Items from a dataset
────────────────────────────────────────

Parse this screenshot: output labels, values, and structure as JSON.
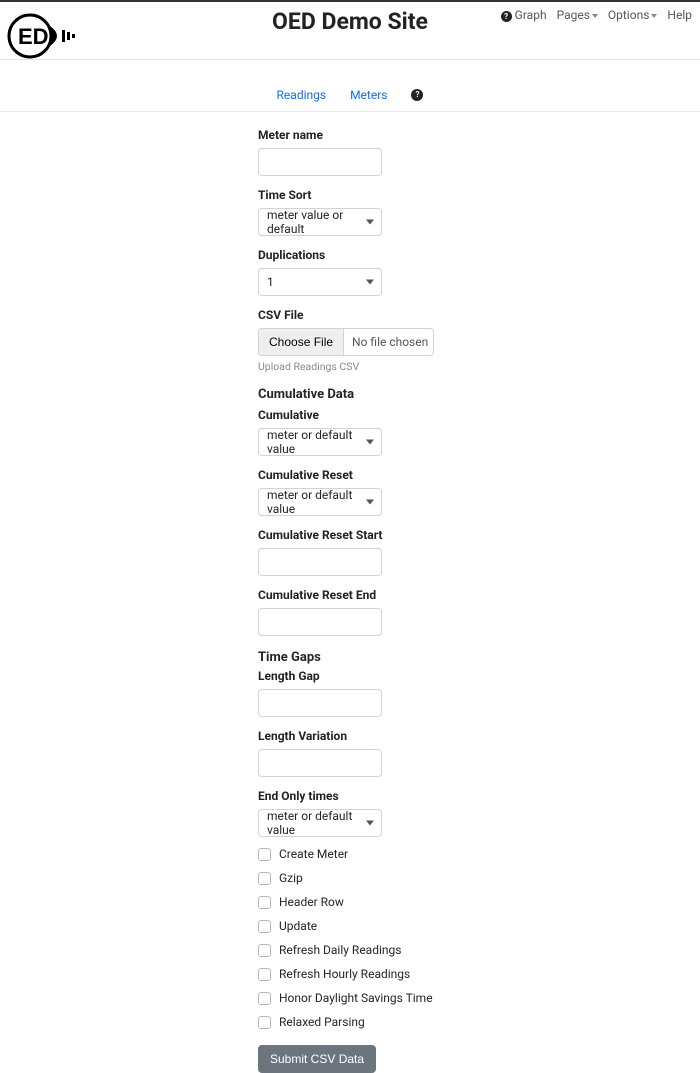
{
  "header": {
    "title": "OED Demo Site",
    "nav": {
      "graph": "Graph",
      "pages": "Pages",
      "options": "Options",
      "help": "Help"
    }
  },
  "tabs": {
    "readings": "Readings",
    "meters": "Meters"
  },
  "form": {
    "meter_name_label": "Meter name",
    "meter_name_value": "",
    "time_sort_label": "Time Sort",
    "time_sort_value": "meter value or default",
    "duplications_label": "Duplications",
    "duplications_value": "1",
    "csv_file_label": "CSV File",
    "choose_file_label": "Choose File",
    "no_file_text": "No file chosen",
    "upload_hint": "Upload Readings CSV",
    "cumulative_data_header": "Cumulative Data",
    "cumulative_label": "Cumulative",
    "cumulative_value": "meter or default value",
    "cumulative_reset_label": "Cumulative Reset",
    "cumulative_reset_value": "meter or default value",
    "cumulative_reset_start_label": "Cumulative Reset Start",
    "cumulative_reset_start_value": "",
    "cumulative_reset_end_label": "Cumulative Reset End",
    "cumulative_reset_end_value": "",
    "time_gaps_header": "Time Gaps",
    "length_gap_label": "Length Gap",
    "length_gap_value": "",
    "length_variation_label": "Length Variation",
    "length_variation_value": "",
    "end_only_label": "End Only times",
    "end_only_value": "meter or default value",
    "checks": {
      "create_meter": "Create Meter",
      "gzip": "Gzip",
      "header_row": "Header Row",
      "update": "Update",
      "refresh_daily": "Refresh Daily Readings",
      "refresh_hourly": "Refresh Hourly Readings",
      "honor_dst": "Honor Daylight Savings Time",
      "relaxed_parsing": "Relaxed Parsing"
    },
    "submit_label": "Submit CSV Data"
  }
}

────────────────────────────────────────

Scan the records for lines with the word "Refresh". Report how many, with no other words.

SOLUTION TO THE PROBLEM: 2